- we’ve worked in over 50 Local Authority areas to convince, influence and persuade schools and other organisations to examine how they can operate at higher levels of young people’s engagement so that the education they provide is truly done with rather than to those in their care;
- witness the thousands of young people taking part in our NCS programmes this summer all of whom will design and deliver social action projects in their local communities to make a real difference through which they gain an understanding of the power of a dedicated team focused on a shared goal. Projects range from raising awareness on the dangers to self-esteem of body image to creating sensory gardens for older people in Care Homes, from clearing local parks of graffiti and litter to raising funds and awareness for local charities, from renovating local community rooms to running family fun days in deprived neighbourhoods.
Because at UFA we know that in SEEING the difference they make to others through their honest interventions based on their appraisal of what needs to be done differently, then young people feel that they matter; they feel that they are agents of change in their own and others’ lives; they see that not only do their opinions matter but that their actions can change things. Our young people need to be enfranchised:
“…..what is most disheartening is when people do not vote because they feel politicians do nothing for them. Often, the people who do not vote are right: politicians have done nothing for them. But, quite frankly, that is because under the current system, politicians won’t do anything for the people who do not vote. Politicians implement policies for the people who return them to power. Older people vote. Now see: triple-lock pensions, free bus passes and TV licences, protection from cuts.” (Hannah Jane Parkinson, Guardian, 28/6/16)

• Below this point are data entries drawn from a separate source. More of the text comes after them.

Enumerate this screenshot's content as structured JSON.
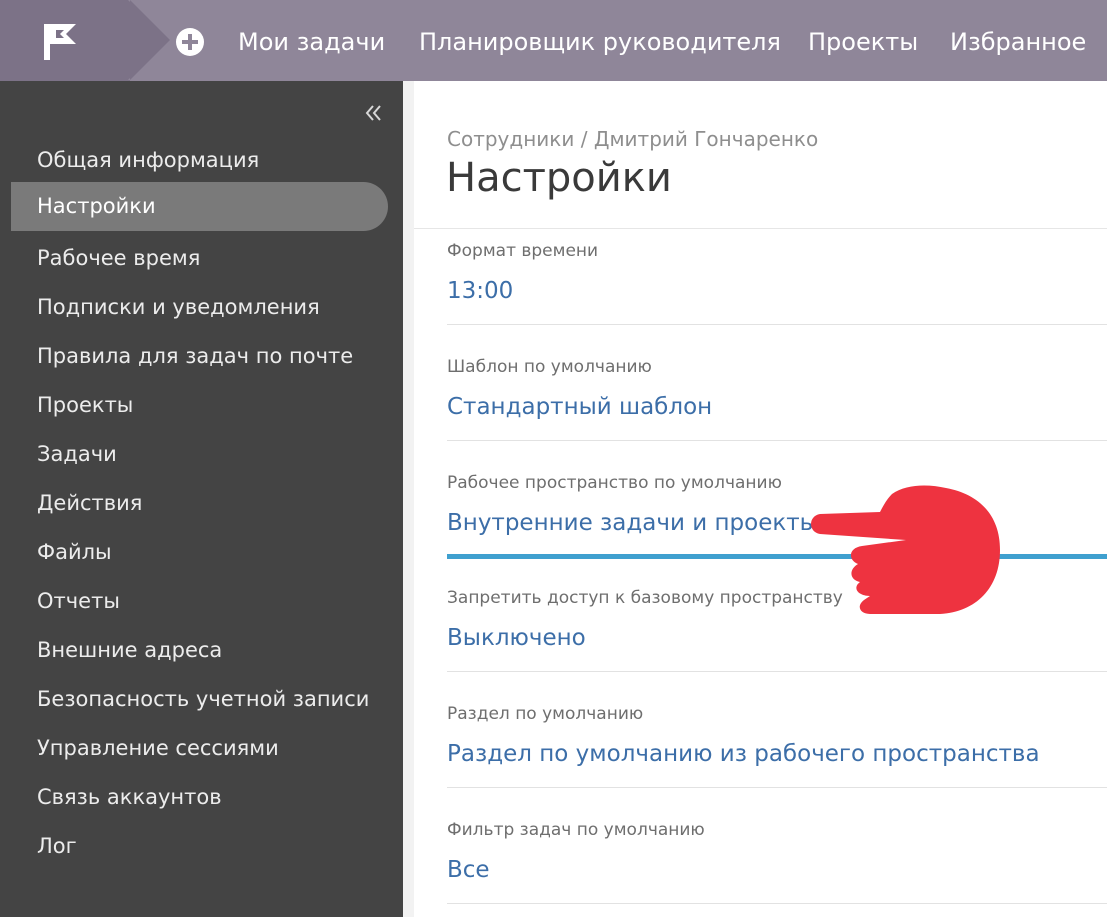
{
  "nav": {
    "items": [
      {
        "label": "Мои задачи"
      },
      {
        "label": "Планировщик руководителя"
      },
      {
        "label": "Проекты"
      },
      {
        "label": "Избранное"
      }
    ]
  },
  "sidebar": {
    "items": [
      {
        "label": "Общая информация"
      },
      {
        "label": "Настройки",
        "active": true
      },
      {
        "label": "Рабочее время"
      },
      {
        "label": "Подписки и уведомления"
      },
      {
        "label": "Правила для задач по почте"
      },
      {
        "label": "Проекты"
      },
      {
        "label": "Задачи"
      },
      {
        "label": "Действия"
      },
      {
        "label": "Файлы"
      },
      {
        "label": "Отчеты"
      },
      {
        "label": "Внешние адреса"
      },
      {
        "label": "Безопасность учетной записи"
      },
      {
        "label": "Управление сессиями"
      },
      {
        "label": "Связь аккаунтов"
      },
      {
        "label": "Лог"
      }
    ]
  },
  "breadcrumb": {
    "root": "Сотрудники",
    "separator": " / ",
    "current": "Дмитрий Гончаренко"
  },
  "page": {
    "title": "Настройки"
  },
  "settings": [
    {
      "label": "Формат времени",
      "value": "13:00"
    },
    {
      "label": "Шаблон по умолчанию",
      "value": "Стандартный шаблон"
    },
    {
      "label": "Рабочее пространство по умолчанию",
      "value": "Внутренние задачи и проекты",
      "highlighted": true
    },
    {
      "label": "Запретить доступ к базовому пространству",
      "value": "Выключено"
    },
    {
      "label": "Раздел по умолчанию",
      "value": "Раздел по умолчанию из рабочего пространства"
    },
    {
      "label": "Фильтр задач по умолчанию",
      "value": "Все"
    }
  ],
  "colors": {
    "topbar": "#8f8699",
    "logo_block": "#7c7287",
    "sidebar": "#444444",
    "sidebar_active": "#7a7a7a",
    "link": "#3c6ea8",
    "highlight_line": "#3fa0cf",
    "pointer_hand": "#ee3340"
  },
  "icons": {
    "logo": "flag-logo-icon",
    "add": "plus-circle-icon",
    "collapse": "double-chevron-left-icon",
    "pointer": "pointing-hand-icon"
  }
}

We teach young people and the adults who support them how to evaluate the level of real participation they are working at to give them a vocabulary to convince others in their organisations of their right to operate at the highest table. We use Roger Hart’s Ladder of Participation to start the conversation and you should see the jaws drop as the adults realise their school have been using manipulation, decoration and tokenism in their “student voice” efforts. “Participation can be defined as children taking part in and influencing processes, decisions, and activities that affect them, in order to achieve greater respect for their rights” (Lansdown, 2002). Perhaps the current political situation reflects too many generational lack of engagement with politics: “young people need to be at the table or they will end up being on the menu yet again.” (Michael Sani, from the youth voter movement Bite the Ballot)
I want young people WRITING some of the menu not just being force-fed its outputs. The UN convention of the rights of the child states that children have the right to be heard and taken seriously. So how do we teach them to articulate their voice and be heard in the right place at the right time in the right way? UFA seeks the top rungs of Hart’s ladder, training skilled facilitating adults to share their wisdom and experience with young people without taking over and training young people in the knowledge, skills and confidence they need to make wise decisions and take action accordingly. When young people own their actions, funnily enough they understand more about the complexities of real life and dig into their own learning more robustly as a result. Want responsible citizens who are able to weigh complex decisions such as whether to be part of an imperfect European Union or not? Want them to demand nuanced evidence based political debate? Want the future leaders of our country, our continent, our world to do a much better job than our current and past leaders? Train them early in the gritty demanding realities of leading authentic change in their own communities. Let’s get to it then – there’s no time to lose and much to gain!